The militants also destroyed the church of Mary the Virgin and the Mosul University Theater on the same day.
The terrorists raided the Central Library of Mosul in December to destroy all non-Islamic books. The library was “the biggest repository of learning the northern Iraqi town.” More than likely the terrorists destroyed “Iraq newspapers dating to the early 20th century, maps and books from the Ottoman Empire, and book collections contributed by about 100 of Mosul’s establishment families.” After that raid, the militants targeted the library at the University of Mosul. They burned science and culture textbooks in front of the students.
In January, NPR interviewed Iraqi Father Najeeb Michaeel and Texan Father Columba Stewart who are determined to rescue Christian artifacts.
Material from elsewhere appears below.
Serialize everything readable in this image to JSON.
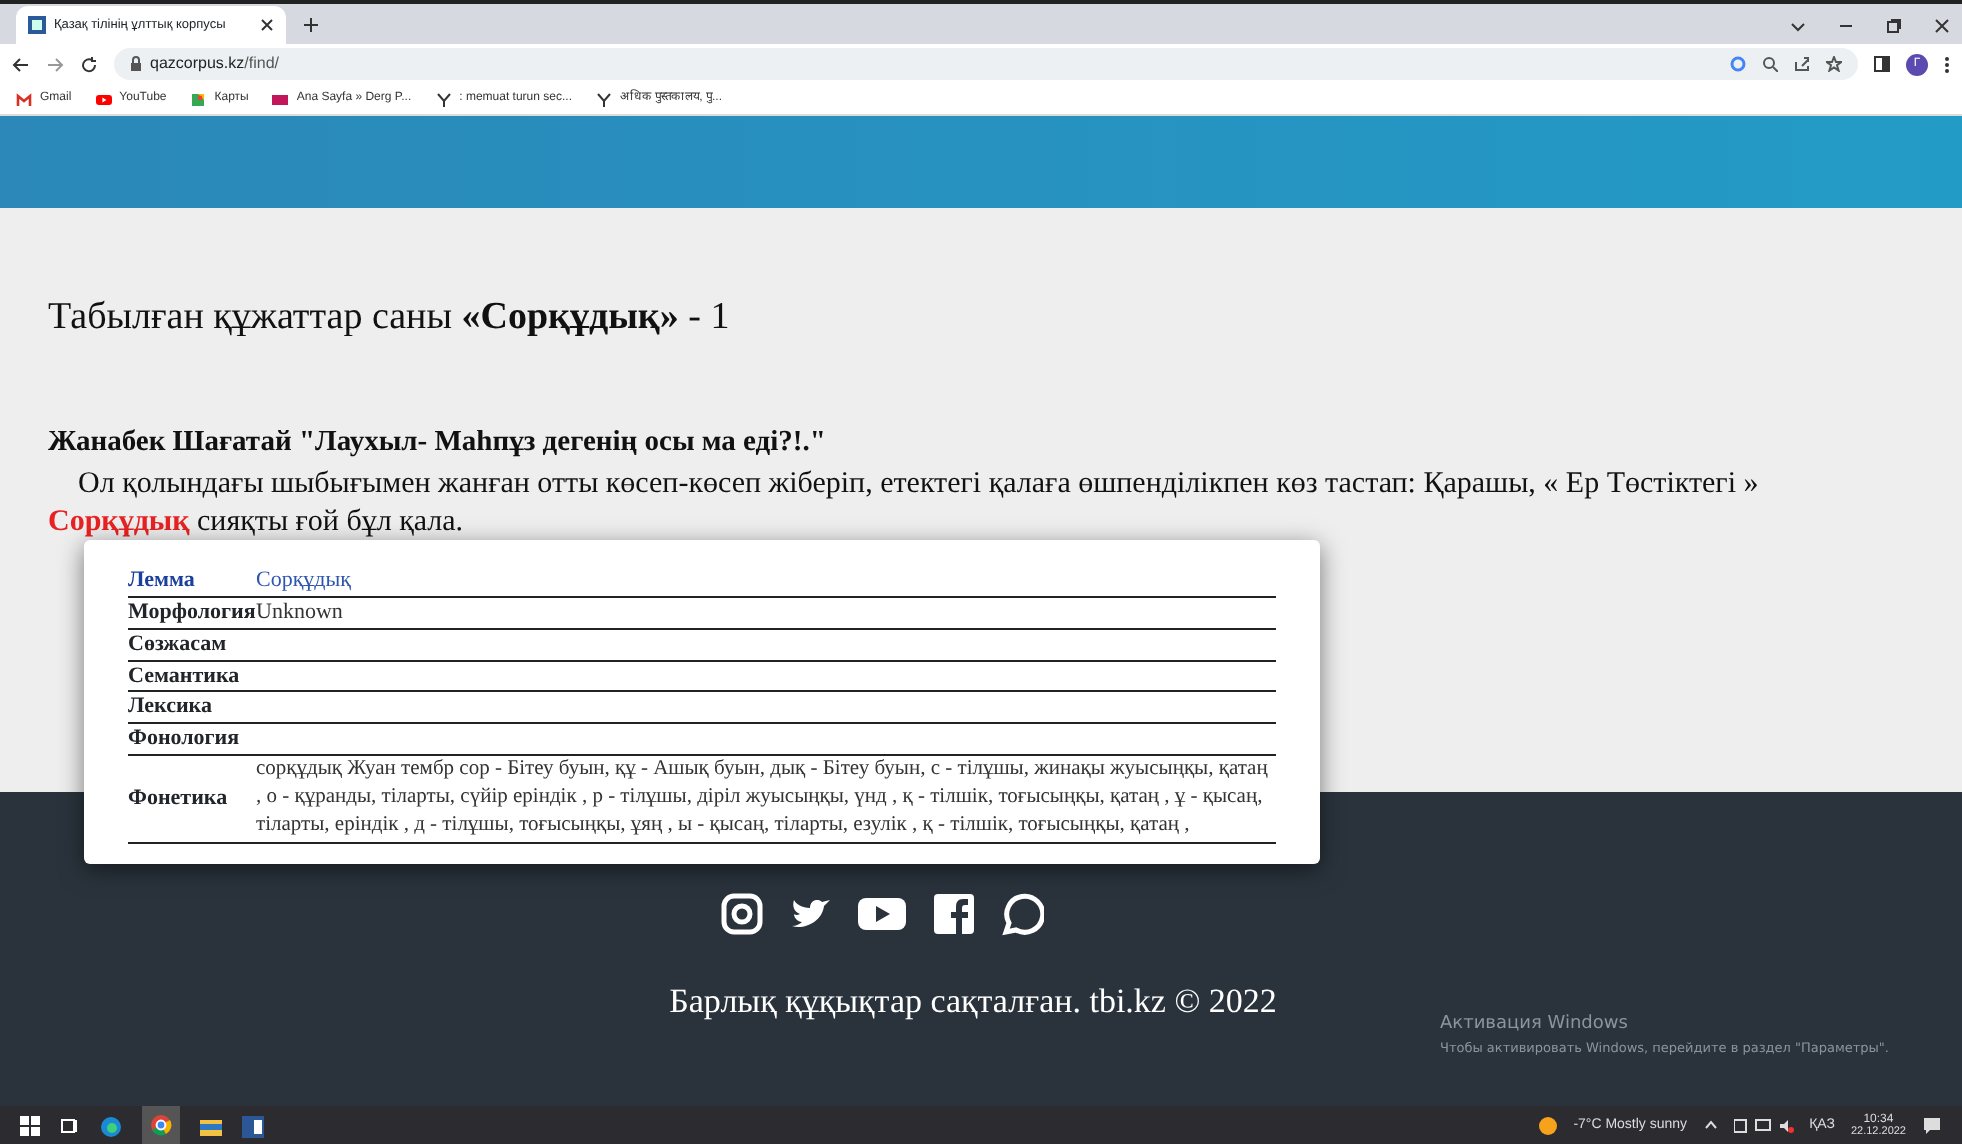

In a safe house in Erbil, 57 miles east of Mosul, the two men stock any relics they can find, including huge piles of books and manuscripts. While in Mosul, Father Michaeel photographed and digitalized as many books as he could with help from Father Stewart’s Hill Museum and Manuscript Library in Minnesota, but an impending attack by the Islamic State halted his efforts. He packed up a truck full of the collections to save them.